railroad line from Upper Sandusky to Lima.  Although a member of no
religious denomination, he was a liberal supporter of all, possessing
the broadened mind and trained understanding which enabled him to see
the good in every creed.  Dr. Sager was charitable, in his daily life,
for years, practicing that Christian charity which perhaps, men of his
profession understand best of all.  His memory is perpetuated in Allen
County in the hearts of those who knew him best and those who benefited
so often by his professional skill.
   The late Dr. Sager was twice married.  Prior to coming to Jackson
township, he was united to Hannah Custard, a daughter of Daniel Custard,
who became a merchant in Lima.  She died in 1840, leaving one daughter,
Araminta, who married a Harrison Tingle and moved to the Pacific Coast,
where she died.  The second marriage of Dr. Sager was to Bethiah
Gilbert, who came to Allen County in 1840.  She still survives, an
honored member of our subject's family.  The children of this marriage
were: Newton, the subject of this sketch; Norval, who died unmaried, in
1883; Annetta, who is the wife of Wesley Biterman, of LaFayette; Norton,
who lives on a farm in Jackson township; Lavina, who is the wife of
Doddredge Kinzie, of LaFayette; Mary Belle, who is the wife of George B.
Muir, living one mile north of LaFayette; and Nellie, Arthur, Ina and
Norman, who died in youth.
   In closing the record relating to the late Dr. Sager, mention must be
made of his many years of active interest in the Masonic fraternity.
Soon after the organization of the Masonic lodge at Lima, he became a
member of that body and continued his interest in the order as long as
he lived.  He was a charter member of Sager Lodge, No.  513, F. & A. M.,
at LaFayette, which was named in his honor.
    Newton Sager, our immeiate subject, was reared at LaFayette and
became a student in the village school when a child of six years.  He
continued to study in the LaFayette schools until he was about 20 years
old, when he entered Baldwin University, at Brera, near Cleveland, Ohio,
where he remained one year.  He then read medicine with his father for a

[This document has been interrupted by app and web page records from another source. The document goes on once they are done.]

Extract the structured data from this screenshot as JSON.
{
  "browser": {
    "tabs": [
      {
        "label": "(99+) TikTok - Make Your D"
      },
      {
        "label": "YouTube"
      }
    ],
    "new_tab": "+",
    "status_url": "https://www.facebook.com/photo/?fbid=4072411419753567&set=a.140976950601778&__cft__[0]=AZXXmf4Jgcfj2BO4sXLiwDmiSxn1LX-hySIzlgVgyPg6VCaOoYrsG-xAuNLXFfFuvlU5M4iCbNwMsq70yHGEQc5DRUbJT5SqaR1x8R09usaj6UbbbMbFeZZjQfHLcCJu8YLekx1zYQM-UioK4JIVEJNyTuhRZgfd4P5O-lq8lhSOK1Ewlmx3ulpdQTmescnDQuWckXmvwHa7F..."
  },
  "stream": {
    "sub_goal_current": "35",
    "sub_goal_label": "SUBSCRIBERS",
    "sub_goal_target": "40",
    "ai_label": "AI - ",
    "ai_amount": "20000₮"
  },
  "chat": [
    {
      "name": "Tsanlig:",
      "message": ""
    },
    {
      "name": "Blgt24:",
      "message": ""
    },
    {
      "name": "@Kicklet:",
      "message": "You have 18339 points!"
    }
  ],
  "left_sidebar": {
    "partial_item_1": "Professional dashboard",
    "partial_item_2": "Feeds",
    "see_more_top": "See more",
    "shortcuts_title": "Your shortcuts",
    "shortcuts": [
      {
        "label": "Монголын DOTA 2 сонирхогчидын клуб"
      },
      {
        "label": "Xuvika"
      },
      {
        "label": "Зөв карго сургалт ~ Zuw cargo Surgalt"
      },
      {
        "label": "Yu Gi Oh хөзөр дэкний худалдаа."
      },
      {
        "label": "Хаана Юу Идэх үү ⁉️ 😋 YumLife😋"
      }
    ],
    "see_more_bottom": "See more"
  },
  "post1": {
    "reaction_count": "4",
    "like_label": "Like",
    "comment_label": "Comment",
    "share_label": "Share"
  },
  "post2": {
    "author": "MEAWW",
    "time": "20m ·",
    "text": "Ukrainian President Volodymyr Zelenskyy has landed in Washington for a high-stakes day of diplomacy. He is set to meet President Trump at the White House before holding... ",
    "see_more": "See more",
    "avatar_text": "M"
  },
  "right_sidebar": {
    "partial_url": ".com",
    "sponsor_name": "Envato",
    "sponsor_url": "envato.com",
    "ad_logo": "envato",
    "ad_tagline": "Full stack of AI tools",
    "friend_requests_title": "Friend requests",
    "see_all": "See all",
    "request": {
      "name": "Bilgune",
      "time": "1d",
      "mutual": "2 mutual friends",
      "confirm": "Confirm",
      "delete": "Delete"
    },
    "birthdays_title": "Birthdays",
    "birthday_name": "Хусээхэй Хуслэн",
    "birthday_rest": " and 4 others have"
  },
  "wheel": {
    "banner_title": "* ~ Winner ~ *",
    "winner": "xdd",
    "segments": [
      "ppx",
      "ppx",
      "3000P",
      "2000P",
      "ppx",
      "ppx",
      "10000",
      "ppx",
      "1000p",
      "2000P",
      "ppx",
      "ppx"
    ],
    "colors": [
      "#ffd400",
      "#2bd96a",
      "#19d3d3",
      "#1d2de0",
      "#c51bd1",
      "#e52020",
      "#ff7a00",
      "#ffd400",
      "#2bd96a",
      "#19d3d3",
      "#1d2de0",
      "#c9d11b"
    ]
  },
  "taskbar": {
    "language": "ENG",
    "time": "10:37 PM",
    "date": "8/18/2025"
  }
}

period of four years and went from this excellent instruction to the
University of Michigan, at Ann Arbor.  After several terms there, he
entered the medical department of the University of Worcester, at
Cleveland, where he was graduated and received a diploma in February,
    After graduation Dr. Sager returned to LaFayette and entered into
practice with his father, at first relieving the older physician, who
was beginning to feel the weight of years of his heavier duties and
gradually taking over the larger burden of the practice, continuing the
partnership until the close of the father's life.  Dr. Sager is a
regular general practitioner and, by his fellow-citizens, has been
deemed worthy to take his father's place.  His methods are those of the
younger school of practitioners and his reputation is that of an eminent
man in his profession.
  In April, 1871, Dr. Sager was united in marriage with Sarah M. Hughes,
of Knox County, Ohio, who is a daughter of Hiram and Emily (Lane)
Hughes, who came to Ohio from Connecticut.  They have two daughters
Grace and Georgiana.  The former married John E. Myers, of LaFayette,
and has one daughter, Evadne.  The latter married Albertson Watt, of
LaFayette, and has two children Namona and Rodney.  The family has
always been a leading one of this section and is prominent socially.
   Like his late father, Dr. Sager is identified with the Democratic
party and for years has been more of less a leader of its movements in
this locality.  He has served three terms as township treasurer.  He
belongs to the Masonic fraternity and is a member of Sager Lodge, No.
513,  F. & A. M.,  which was named for his father who was instrumental
in having it established at LaFayette.